EXERCISE MATERIALS:
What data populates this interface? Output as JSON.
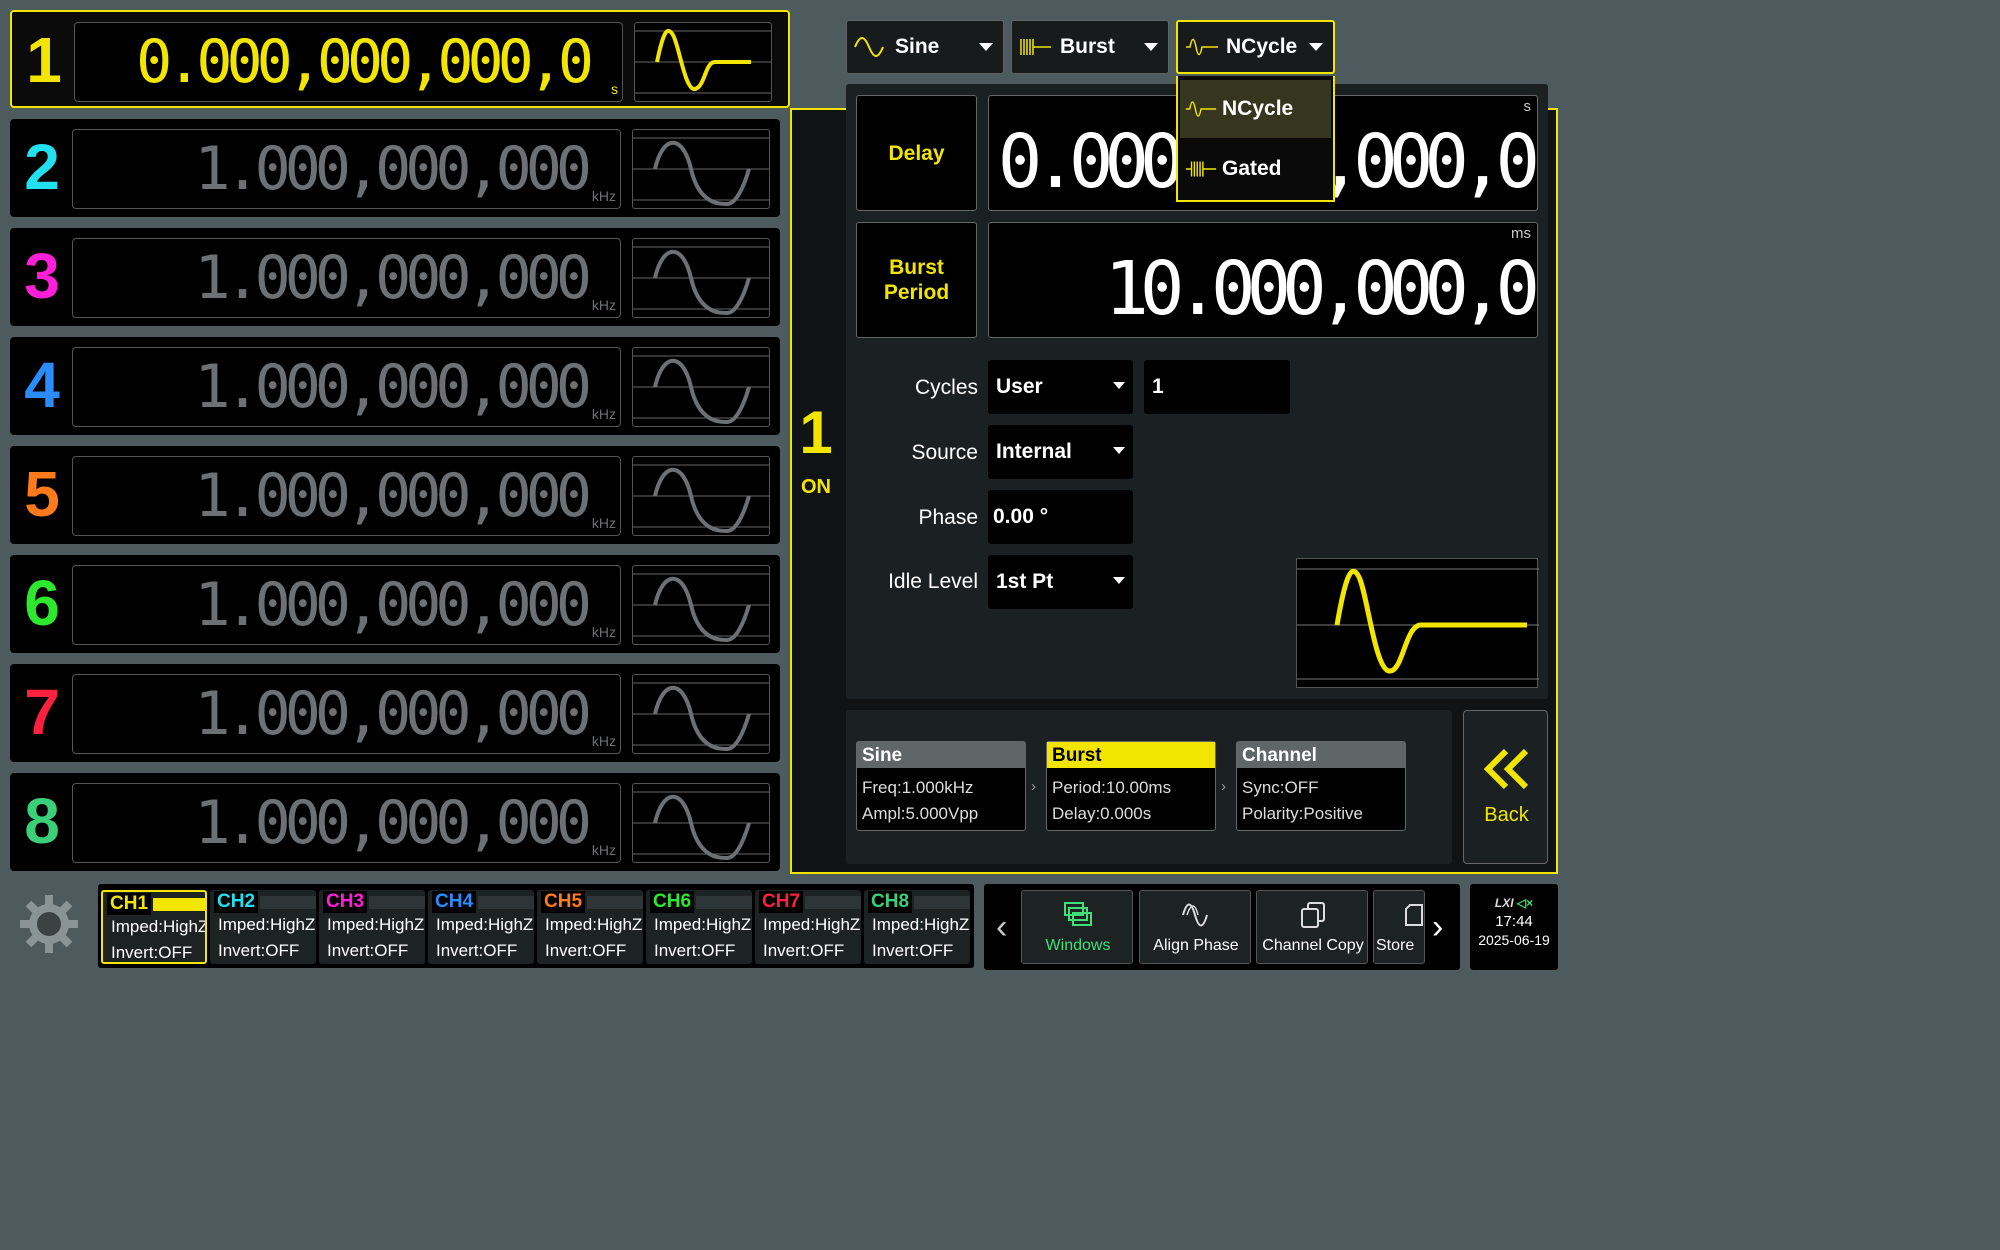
{
  "channels": [
    {
      "num": "1",
      "value": "0.000,000,000,0",
      "unit": "s",
      "color": "#f2e600",
      "active": true
    },
    {
      "num": "2",
      "value": "1.000,000,000",
      "unit": "kHz",
      "color": "#22e0f0"
    },
    {
      "num": "3",
      "value": "1.000,000,000",
      "unit": "kHz",
      "color": "#ff1fd6"
    },
    {
      "num": "4",
      "value": "1.000,000,000",
      "unit": "kHz",
      "color": "#2a8cff"
    },
    {
      "num": "5",
      "value": "1.000,000,000",
      "unit": "kHz",
      "color": "#ff7a1a"
    },
    {
      "num": "6",
      "value": "1.000,000,000",
      "unit": "kHz",
      "color": "#2ee82e"
    },
    {
      "num": "7",
      "value": "1.000,000,000",
      "unit": "kHz",
      "color": "#ff2040"
    },
    {
      "num": "8",
      "value": "1.000,000,000",
      "unit": "kHz",
      "color": "#3ccf7a"
    }
  ],
  "panel": {
    "channel_num": "1",
    "state": "ON",
    "waveform_dropdown": "Sine",
    "mode_dropdown": "Burst",
    "burst_type_dropdown": "NCycle",
    "burst_type_menu": [
      "NCycle",
      "Gated"
    ],
    "delay_label": "Delay",
    "delay_value": "0.000,000,000,0",
    "delay_unit": "s",
    "burst_period_label": "Burst Period",
    "burst_period_value": "10.000,000,0",
    "burst_period_unit": "ms",
    "cycles_label": "Cycles",
    "cycles_mode": "User",
    "cycles_value": "1",
    "source_label": "Source",
    "source_value": "Internal",
    "phase_label": "Phase",
    "phase_value": "0.00 °",
    "idle_label": "Idle Level",
    "idle_value": "1st Pt"
  },
  "summary": [
    {
      "title": "Sine",
      "line1": "Freq:1.000kHz",
      "line2": "Ampl:5.000Vpp",
      "active": false
    },
    {
      "title": "Burst",
      "line1": "Period:10.00ms",
      "line2": "Delay:0.000s",
      "active": true
    },
    {
      "title": "Channel",
      "line1": "Sync:OFF",
      "line2": "Polarity:Positive",
      "active": false
    }
  ],
  "back_label": "Back",
  "ch_tabs": [
    {
      "label": "CH1",
      "imped": "Imped:HighZ",
      "invert": "Invert:OFF",
      "color": "#f2e600",
      "active": true
    },
    {
      "label": "CH2",
      "imped": "Imped:HighZ",
      "invert": "Invert:OFF",
      "color": "#22e0f0"
    },
    {
      "label": "CH3",
      "imped": "Imped:HighZ",
      "invert": "Invert:OFF",
      "color": "#ff1fd6"
    },
    {
      "label": "CH4",
      "imped": "Imped:HighZ",
      "invert": "Invert:OFF",
      "color": "#2a8cff"
    },
    {
      "label": "CH5",
      "imped": "Imped:HighZ",
      "invert": "Invert:OFF",
      "color": "#ff7a1a"
    },
    {
      "label": "CH6",
      "imped": "Imped:HighZ",
      "invert": "Invert:OFF",
      "color": "#2ee82e"
    },
    {
      "label": "CH7",
      "imped": "Imped:HighZ",
      "invert": "Invert:OFF",
      "color": "#ff2040"
    },
    {
      "label": "CH8",
      "imped": "Imped:HighZ",
      "invert": "Invert:OFF",
      "color": "#3ccf7a"
    }
  ],
  "tools": [
    {
      "label": "Windows",
      "icon": "windows-icon",
      "highlight": true
    },
    {
      "label": "Align Phase",
      "icon": "align-phase-icon"
    },
    {
      "label": "Channel Copy",
      "icon": "channel-copy-icon"
    },
    {
      "label": "Store",
      "icon": "store-icon"
    }
  ],
  "status": {
    "lxi": "LXI",
    "time": "17:44",
    "date": "2025-06-19"
  },
  "colors": {
    "accent": "#f2e600",
    "highlight_green": "#3ee07a"
  }
}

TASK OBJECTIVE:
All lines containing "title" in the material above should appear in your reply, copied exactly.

ANSWER TO THE EXERCISE:
      "title": "Sine",
      "title": "Burst",
      "title": "Channel",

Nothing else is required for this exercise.